[Second,] many people smoke marijuana products. There are very old data—but I think [it] is still relevant today—[that showed] some of the marijuana products were contaminated by molds because they’re grown in the earth, and [molds] exist in nature (these are natural products). Some of those molds like Aspergillus are very serious and can be lethal infections in someone who is immunocompromised.
I think we still have very strong feelings that we would like our transplant patients not to use these products because we think there are some potentially unknown risks. There may be some real consequences to the use of these products, especially if they are smoked. Not to mention that there are some good data about the risk for lung disease and [marijuana] as an activation of asthma, etc.
For those reasons, we really feel there are some health risks, and we counsel against it. We advise patients, posttransplant, to avoid use of marijuana because of those concerns.
There is [also] the legal issue of the policies of the program for getting on the list, but there are some real concerns on the part of clinicians who take care of transplant patients about the potential risks to the patient because they are immunocompromised, and/or the interactions with medications that would compromise the graft.
We advise individuals posttransplant to not be using.

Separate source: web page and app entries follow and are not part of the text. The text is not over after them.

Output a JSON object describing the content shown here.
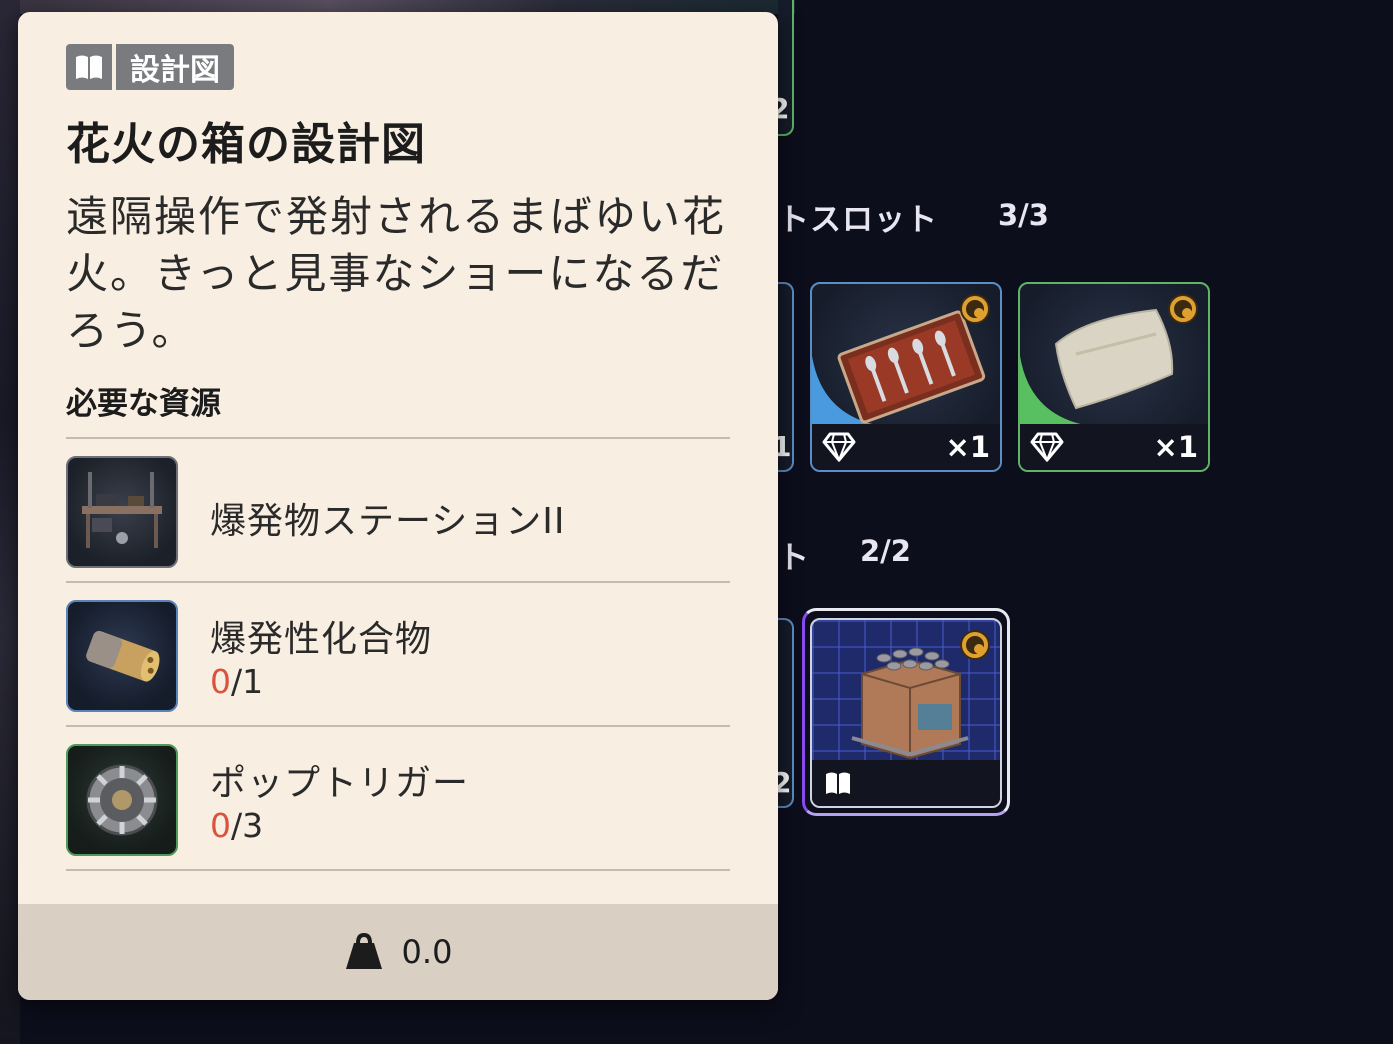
{
  "tooltip": {
    "type_label": "設計図",
    "title": "花火の箱の設計図",
    "description": "遠隔操作で発射されるまばゆい花火。きっと見事なショーになるだろう。",
    "requirements_heading": "必要な資源",
    "requirements": [
      {
        "name": "爆発物ステーションII",
        "icon": "workbench-icon"
      },
      {
        "name": "爆発性化合物",
        "have": "0",
        "need": "/1",
        "icon": "explosive-compound-icon"
      },
      {
        "name": "ポップトリガー",
        "have": "0",
        "need": "/3",
        "icon": "pop-trigger-icon"
      }
    ],
    "weight": "0.0",
    "colors": {
      "panel": "#f8efe2",
      "footer": "#d9cfc2",
      "missing_count": "#d9533f"
    }
  },
  "inventory": {
    "section1": {
      "title_fragment": "トスロット",
      "count": "3/3"
    },
    "section2": {
      "title_fragment": "ト",
      "count": "2/2"
    },
    "slots": [
      {
        "item": "silverware-case",
        "quantity": "×1",
        "rarity": "blue",
        "icons": [
          "gem-icon",
          "badge-icon"
        ]
      },
      {
        "item": "pillow",
        "quantity": "×1",
        "rarity": "green",
        "icons": [
          "gem-icon",
          "badge-icon"
        ]
      },
      {
        "item": "fireworks-box-blueprint",
        "rarity": "purple",
        "icons": [
          "blueprint-icon",
          "badge-icon"
        ]
      }
    ],
    "partial_quantities": [
      "1",
      "2",
      "2"
    ]
  }
}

The truth is that, in the future, I think there are going to be recognized health benefits of cannabinoid products. There are some interesting data about how it can be used to treat chronic pain, and I think that is a particularly that I’m interested in, given our concerns about the escalating use of narcotics, the potential for dependency on opioids, opioid addiction, and consequences of that, and so I think if we can find potentially safer alternatives where there is not an overdose risk or where there is less potential for side effects, I’m all for that.
There is a very nice report, coming back to the transplant patients, where they had a patient who was on narcotics at a fairly high dose, and they were having difficulty managing the patient’s pain. [When] they used CBD products, the patient was able to come off all the narcotics and have very good pain control. In that case, it was really a benefit to the patient and to the provider that they had an alternative to use of narcotics.

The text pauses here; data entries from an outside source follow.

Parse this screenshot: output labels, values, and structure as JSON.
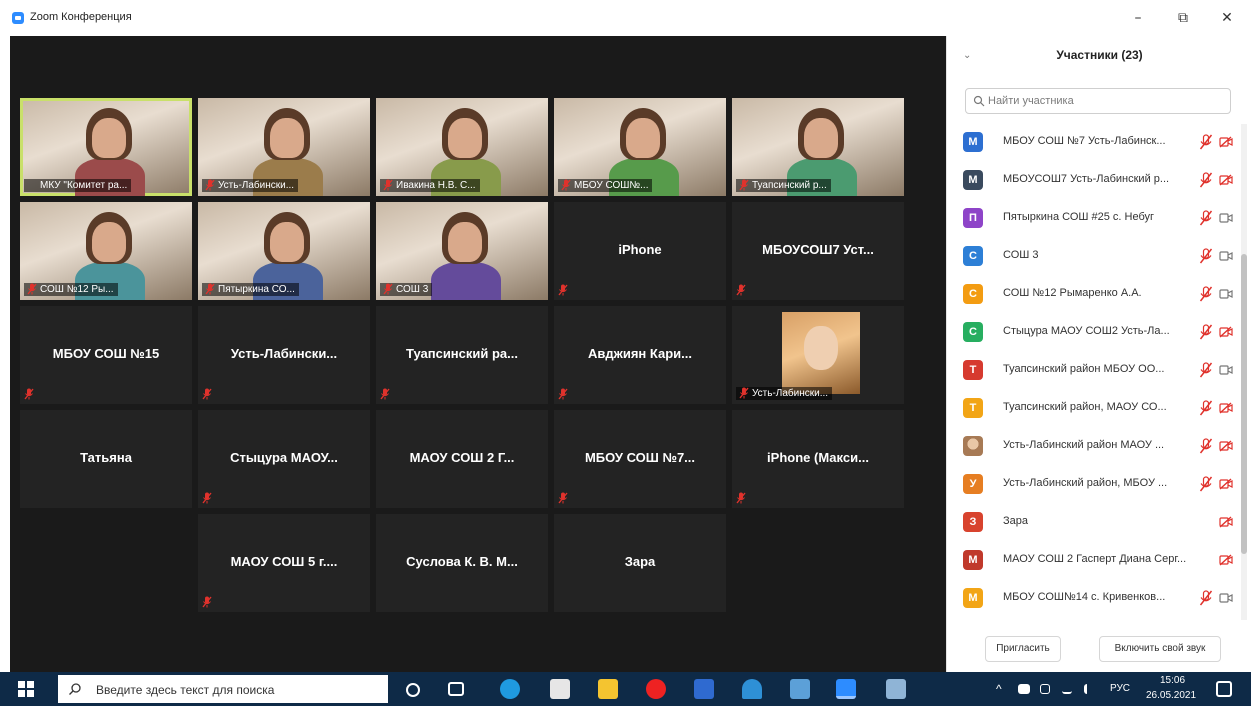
{
  "window": {
    "title": "Zoom Конференция",
    "minimize": "–",
    "restore": "⧉",
    "close": "✕"
  },
  "tiles": [
    {
      "label": "МКУ \"Комитет ра...",
      "type": "video",
      "active": true,
      "muted": false
    },
    {
      "label": "Усть-Лабински...",
      "type": "video",
      "muted": true
    },
    {
      "label": "Ивакина Н.В. С...",
      "type": "video",
      "muted": true
    },
    {
      "label": "МБОУ СОШ№...",
      "type": "video",
      "muted": true
    },
    {
      "label": "Туапсинский р...",
      "type": "video",
      "muted": true
    },
    {
      "label": "СОШ №12 Ры...",
      "type": "video",
      "muted": true
    },
    {
      "label": "Пятыркина СО...",
      "type": "video",
      "muted": true
    },
    {
      "label": "СОШ 3",
      "type": "video",
      "muted": true
    },
    {
      "name": "iPhone",
      "type": "name",
      "muted": true
    },
    {
      "name": "МБОУСОШ7 Уст...",
      "type": "name",
      "muted": true
    },
    {
      "name": "МБОУ СОШ №15",
      "type": "name",
      "muted": true
    },
    {
      "name": "Усть-Лабински...",
      "type": "name",
      "muted": true
    },
    {
      "name": "Туапсинский ра...",
      "type": "name",
      "muted": true
    },
    {
      "name": "Авджиян Кари...",
      "type": "name",
      "muted": true
    },
    {
      "label": "Усть-Лабински...",
      "type": "photo",
      "muted": true
    },
    {
      "name": "Татьяна",
      "type": "name",
      "muted": false
    },
    {
      "name": "Стыцура МАОУ...",
      "type": "name",
      "muted": true
    },
    {
      "name": "МАОУ СОШ 2 Г...",
      "type": "name",
      "muted": false
    },
    {
      "name": "МБОУ СОШ №7...",
      "type": "name",
      "muted": true
    },
    {
      "name": "iPhone (Макси...",
      "type": "name",
      "muted": true
    },
    {
      "name": "МАОУ СОШ 5 г....",
      "type": "name",
      "muted": true
    },
    {
      "name": "Суслова К. В. М...",
      "type": "name",
      "muted": false
    },
    {
      "name": "Зара",
      "type": "name",
      "muted": false
    }
  ],
  "panel": {
    "title": "Участники (23)",
    "collapse": "⌄",
    "search_placeholder": "Найти участника",
    "invite_label": "Пригласить",
    "unmute_label": "Включить свой звук",
    "participants": [
      {
        "initial": "М",
        "color": "#2d6fd1",
        "name": "МБОУ СОШ №7 Усть-Лабинск...",
        "mic": "muted",
        "cam": "off"
      },
      {
        "initial": "М",
        "color": "#3a4a5e",
        "name": "МБОУСОШ7 Усть-Лабинский р...",
        "mic": "muted",
        "cam": "off"
      },
      {
        "initial": "П",
        "color": "#8e44c8",
        "name": "Пятыркина СОШ #25 с. Небуг",
        "mic": "muted",
        "cam": "on"
      },
      {
        "initial": "С",
        "color": "#2d7fd6",
        "name": "СОШ 3",
        "mic": "muted",
        "cam": "on"
      },
      {
        "initial": "С",
        "color": "#f39c12",
        "name": "СОШ №12 Рымаренко А.А.",
        "mic": "muted",
        "cam": "on"
      },
      {
        "initial": "С",
        "color": "#27ae60",
        "name": "Стыцура МАОУ СОШ2 Усть-Ла...",
        "mic": "muted",
        "cam": "off"
      },
      {
        "initial": "Т",
        "color": "#d63a2f",
        "name": "Туапсинский район МБОУ ОО...",
        "mic": "muted",
        "cam": "on"
      },
      {
        "initial": "Т",
        "color": "#f2a516",
        "name": "Туапсинский район, МАОУ СО...",
        "mic": "muted",
        "cam": "off"
      },
      {
        "initial": "",
        "color": "photo",
        "name": "Усть-Лабинский район МАОУ ...",
        "mic": "muted",
        "cam": "off"
      },
      {
        "initial": "У",
        "color": "#e67e22",
        "name": "Усть-Лабинский район, МБОУ ...",
        "mic": "muted",
        "cam": "off"
      },
      {
        "initial": "З",
        "color": "#d8432e",
        "name": "Зара",
        "mic": "none",
        "cam": "off"
      },
      {
        "initial": "М",
        "color": "#c0392b",
        "name": "МАОУ СОШ 2 Гасперт Диана Серг...",
        "mic": "none",
        "cam": "off"
      },
      {
        "initial": "М",
        "color": "#f2a516",
        "name": "МБОУ СОШ№14 с. Кривенков...",
        "mic": "muted",
        "cam": "on"
      }
    ]
  },
  "taskbar": {
    "search_placeholder": "Введите здесь текст для поиска",
    "language": "РУС",
    "time": "15:06",
    "date": "26.05.2021",
    "tray_chevron": "^"
  },
  "colors": {
    "active_speaker_border": "#c9e06a",
    "mute_red": "#e0322c",
    "video_bg": "#1a1a1a",
    "tile_bg": "#232323",
    "taskbar": "#0e2a47"
  }
}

I think it’s an area in which we’re really still learning, and as more of these [products] become available and more studies are completed, I think we will find that there is a place where the benefits certainly outweigh risks. But, we are still in early days for the point of understanding that. I see, in particular the area of pain management, where this might be an alternative that we’d be happy to support because it would be safer than some of the other options that we currently have.